Now that the primary dust has settled, two conclusions are pretty obvious in the county commissioners' race: (a) there is significant resistance to the idea of reckless, unbridled growth in Frederick County; and (b) name recognition is an even more important attribute than a candidate's stand on growth.
There just doesn't seem to be an alternative explanation for the rather schizophrenic menu of commissioner nominees selected by the Republican primary voters. The two most developer-friendly candidates, incumbents Mike Cady and John Lovell, perched themselves at the top two spots.

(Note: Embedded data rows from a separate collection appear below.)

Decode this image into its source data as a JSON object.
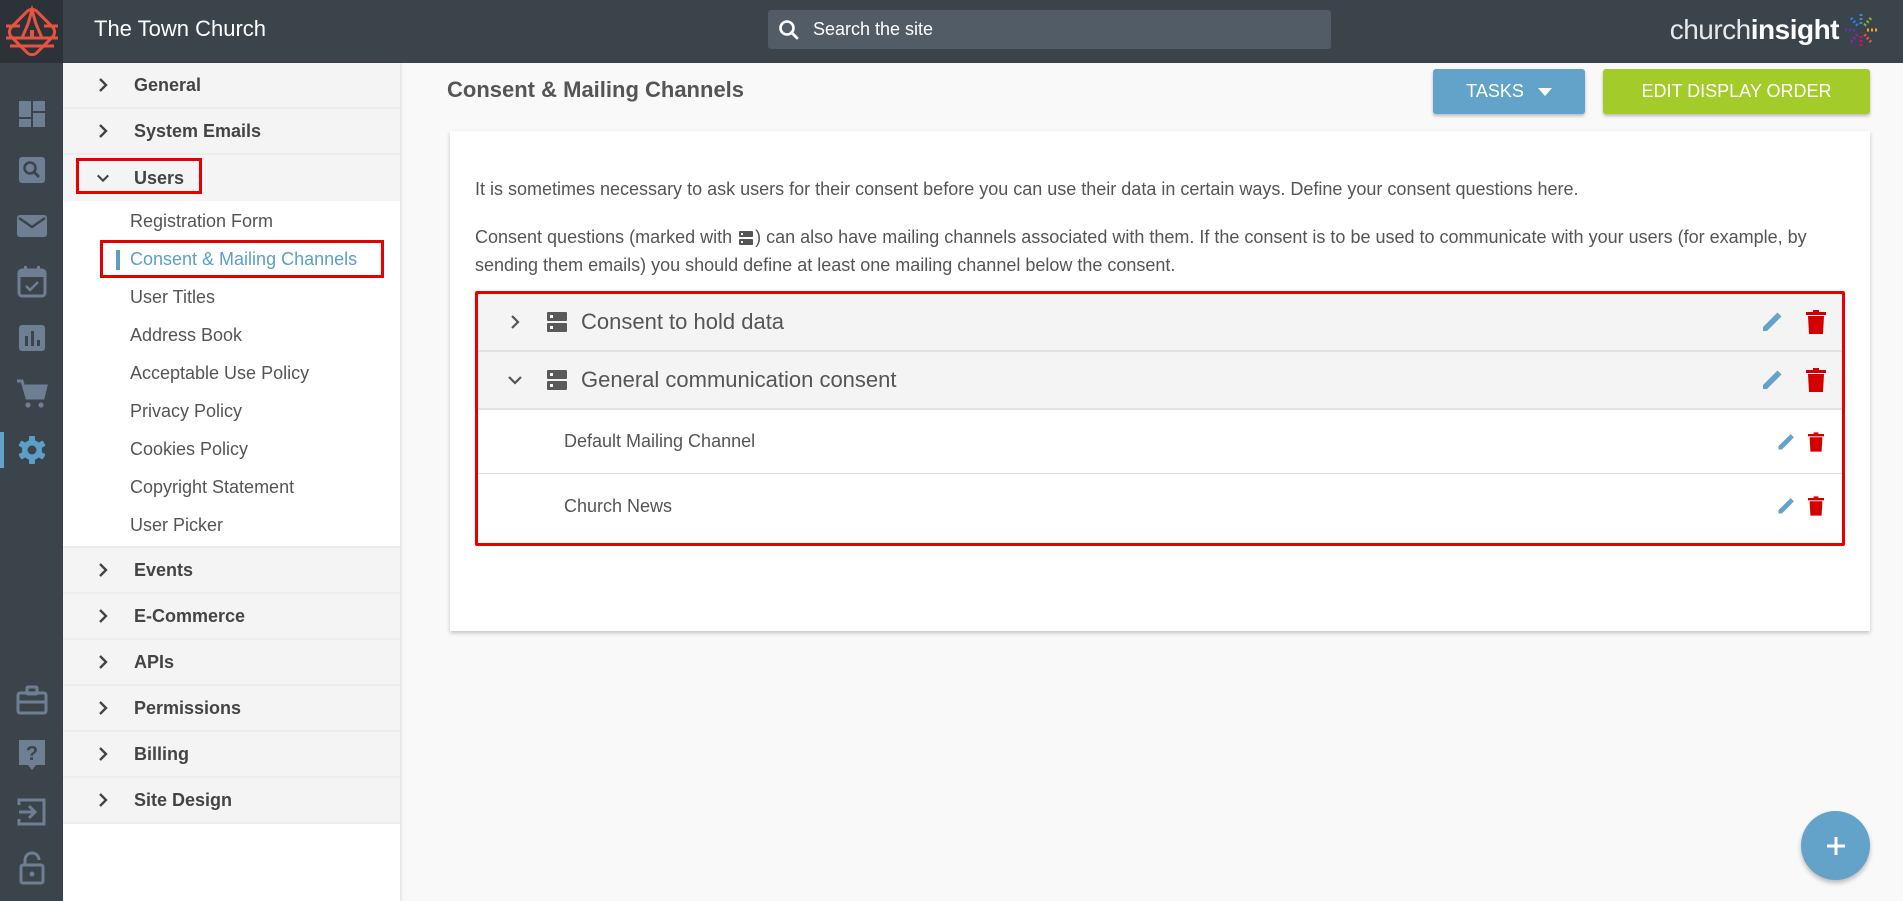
{
  "header": {
    "site_title": "The Town Church",
    "search_placeholder": "Search the site",
    "brand_light": "church",
    "brand_bold": "insight"
  },
  "rail": {
    "top_icons": [
      "dashboard-icon",
      "search-icon",
      "mail-icon",
      "calendar-check-icon",
      "bar-chart-icon",
      "cart-icon",
      "settings-icon"
    ],
    "bottom_icons": [
      "briefcase-icon",
      "help-icon",
      "sign-in-icon",
      "unlock-icon"
    ],
    "active": "settings-icon"
  },
  "sidebar": {
    "sections_before": [
      {
        "label": "General"
      },
      {
        "label": "System Emails"
      }
    ],
    "open_section": {
      "label": "Users",
      "items": [
        {
          "label": "Registration Form"
        },
        {
          "label": "Consent & Mailing Channels",
          "active": true
        },
        {
          "label": "User Titles"
        },
        {
          "label": "Address Book"
        },
        {
          "label": "Acceptable Use Policy"
        },
        {
          "label": "Privacy Policy"
        },
        {
          "label": "Cookies Policy"
        },
        {
          "label": "Copyright Statement"
        },
        {
          "label": "User Picker"
        }
      ]
    },
    "sections_after": [
      {
        "label": "Events"
      },
      {
        "label": "E-Commerce"
      },
      {
        "label": "APIs"
      },
      {
        "label": "Permissions"
      },
      {
        "label": "Billing"
      },
      {
        "label": "Site Design"
      }
    ]
  },
  "main": {
    "title": "Consent & Mailing Channels",
    "tasks_label": "TASKS",
    "edit_order_label": "EDIT DISPLAY ORDER",
    "intro1": "It is sometimes necessary to ask users for their consent before you can use their data in certain ways. Define your consent questions here.",
    "intro2_before": "Consent questions (marked with ",
    "intro2_after": ") can also have mailing channels associated with them. If the consent is to be used to communicate with your users (for example, by sending them emails) you should define at least one mailing channel below the consent.",
    "consents": [
      {
        "label": "Consent to hold data",
        "expanded": false,
        "channels": []
      },
      {
        "label": "General communication consent",
        "expanded": true,
        "channels": [
          {
            "label": "Default Mailing Channel"
          },
          {
            "label": "Church News"
          }
        ]
      }
    ]
  },
  "colors": {
    "topbar": "#3b434b",
    "accent_blue": "#63a2c9",
    "accent_green": "#a3cb2a",
    "delete_red": "#d40000",
    "highlight_red": "#e80000",
    "logo_red": "#e8533f"
  }
}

But they were closely followed by the resolute slow-growther (being generous) Lennie Thompson, who survived a barrage of blistering attacks from all corners, and David Gray, another slow-growther with high name recognition.
Rounding out the top five was Charles Jenkins, who is somewhere in between on growth issues, though certainly closer to Mr. Cady than to Mr. Thompson. The similarly-inclined Billy Shreve finished just barely off the pace.

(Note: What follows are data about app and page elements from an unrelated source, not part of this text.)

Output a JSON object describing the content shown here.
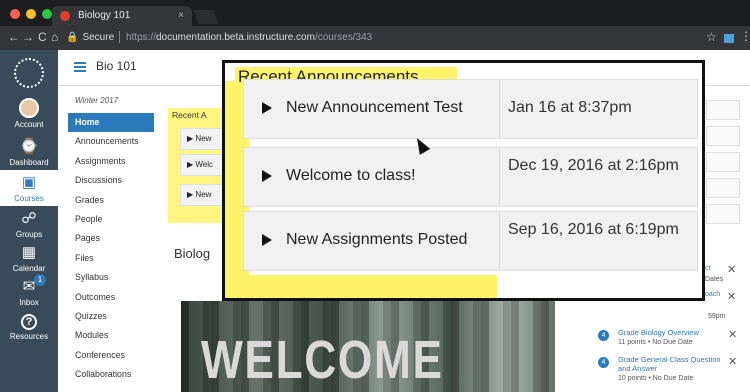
{
  "browser": {
    "tab_title": "Biology 101",
    "tab_close": "×",
    "secure_label": "Secure",
    "url_prefix": "https://",
    "url_host": "documentation.beta.instructure.com",
    "url_path": "/courses/343",
    "back": "←",
    "forward": "→",
    "reload": "C",
    "home": "⌂",
    "star": "☆",
    "menu": "⋮",
    "traffic_colors": [
      "#ff5f57",
      "#febc2e",
      "#28c840"
    ]
  },
  "global_nav": [
    {
      "key": "account",
      "label": "Account"
    },
    {
      "key": "dashboard",
      "label": "Dashboard",
      "icon": "⌚"
    },
    {
      "key": "courses",
      "label": "Courses",
      "icon": "▣"
    },
    {
      "key": "groups",
      "label": "Groups",
      "icon": "☍"
    },
    {
      "key": "calendar",
      "label": "Calendar",
      "icon": "▦"
    },
    {
      "key": "inbox",
      "label": "Inbox",
      "icon": "✉",
      "badge": "1"
    },
    {
      "key": "resources",
      "label": "Resources",
      "icon": "?"
    }
  ],
  "course": {
    "title": "Bio 101",
    "term": "Winter 2017",
    "nav": [
      "Home",
      "Announcements",
      "Assignments",
      "Discussions",
      "Grades",
      "People",
      "Pages",
      "Files",
      "Syllabus",
      "Outcomes",
      "Quizzes",
      "Modules",
      "Conferences",
      "Collaborations"
    ]
  },
  "main": {
    "recent_truncated": "Recent A",
    "rows_truncated": [
      "New",
      "Welc",
      "New"
    ],
    "biology_heading_truncated": "Biolog",
    "welcome_banner": "WELCOME"
  },
  "callout": {
    "title": "Recent Announcements",
    "items": [
      {
        "title": "New Announcement Test",
        "date": "Jan 16 at 8:37pm"
      },
      {
        "title": "Welcome to class!",
        "date": "Dec 19, 2016 at 2:16pm"
      },
      {
        "title": "New Assignments Posted",
        "date": "Sep 16, 2016 at 6:19pm"
      }
    ]
  },
  "todo": {
    "partial_1_title": "ct",
    "partial_1_meta": "Dates",
    "partial_2_title": "oach",
    "partial_3_meta": "59pm",
    "items": [
      {
        "count": "4",
        "title": "Grade Biology Overview",
        "meta": "11 points • No Due Date"
      },
      {
        "count": "4",
        "title": "Grade General Class Question and Answer",
        "meta": "10 points • No Due Date"
      }
    ],
    "close": "✕"
  },
  "colors": {
    "accent": "#2b7abc",
    "global_nav_bg": "#394b58",
    "highlight": "#fff36a"
  }
}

Given the tight bunching of the top six and the large gap between Mr. Shreve and the rest of the pack, it appears that it really was mostly about name recognition. But whatever the voters' rationale, the stark reality is that the outcome turned out extremely dicey for developer interests.

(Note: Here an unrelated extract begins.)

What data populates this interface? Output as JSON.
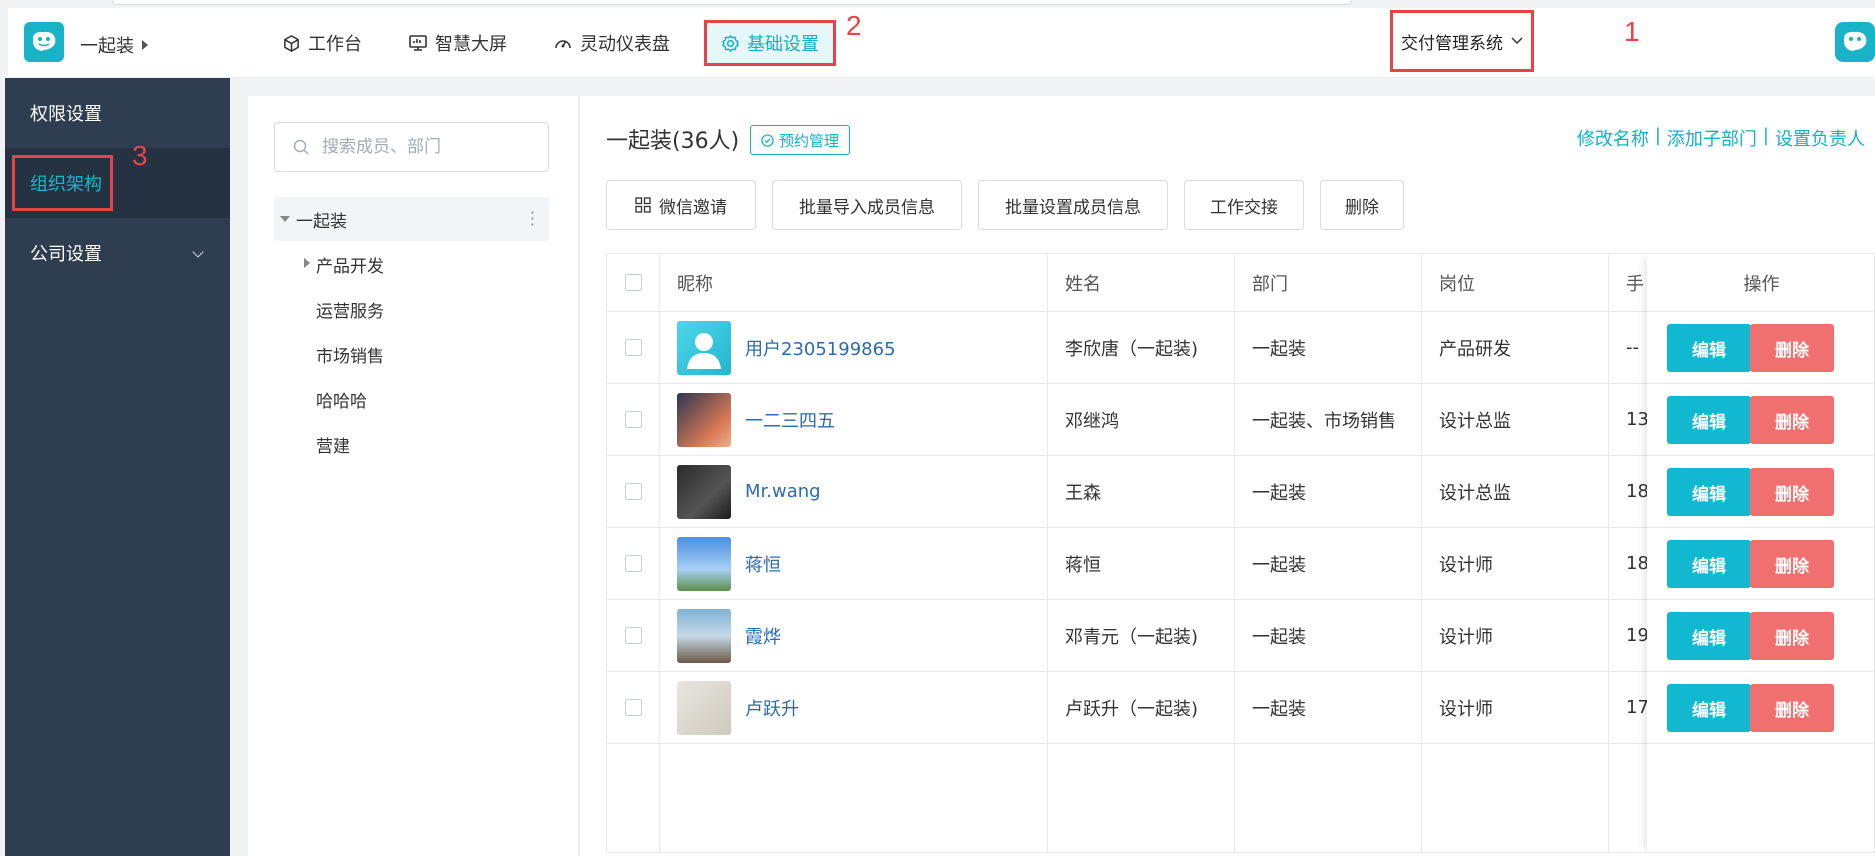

Only three of the nine candidates in the general election - Mr. Cady, Mr. Lovell, and Mr. Jenkins - can reasonably be considered to be builder-friendly. There's nothing intrinsically wrong with that, of course - people need to live somewhere; but as it stands now, considering the controlled-growth values of the Democratic candidates, it doesn't appear too likely that the next Board of County Commissioners is going to be approving any sequels to the New Market Region Plan.
In order to proceed with growth-business-as-usual, the next commissioner board will have to include Mr. Cady, Mr. Lovell, and Mr. Jenkins. Arriving at this permutation is going to be an extremely challenging task for builders' interests, though; it's pretty clear that (a) Lennie Thompson is just not going to be moved (if he overcame those vicious front-group assaults on him, he'll get through anything); and (b) Jan Gardner's bipartisan, broad-based appeal makes her extremely tough to dislodge. The developer interests have no margin for error.
So that leaves Mr. Gray and the other three Democrats in the race - Kai Hagen, Dick Floyd, and Ron Wolf. To get their trifecta, the builder interests are going to have to make sure none of them settles into a commissioner's seat. But it's hard to see how this is going to happen.
David Gray, as a former Commissioner, enjoys excellent name recognition and popularity, as evidenced by his strong finish despite his relatively meager sign presence and lack of a website. And since he's a former Democrat, it's difficult to see his appeal declining as he moves onto the general.
Kai Hagen has been running a relentless, precision-tooled campaign, thanks in part to the contributions of his talented young manager Adam Schultz. He has drawn overwhelming grassroots support, raising more funds than the ultra-established Mr. Cady and Mr. Lovell over the last reporting cycle. And if lawn signs could vote, he'd win in a landslide (pardon the pun).
Dick Floyd is perhaps the most strict when it comes to growth policy - a viewpoint that carries significant appeal among Frederick County denizens. And Ron Wolf, also running on a controlled-growth platform, also boasts a strong constituency.
It is very hard to see how all of those candidates will fall short of the top five. There's not much wiggle room here for the builders - and I suspect they know this. They're going to have to get creative.
How will they do this? My guess is that they'll try to re-define the parameters of the election so that the growth issue takes a backseat to some other issue in which they can place Mr. Cady, Mr. Lovell, and Mr. Jenkins on one side and everyone else on the other side. It is an old trick - change the subject and then perform a bait-and-switch. I hope the candidates are ready. This could get ugly.
The builders have their work cut out for them. It's hard to see how they'll pull it off, but it won't be for any lack of trying.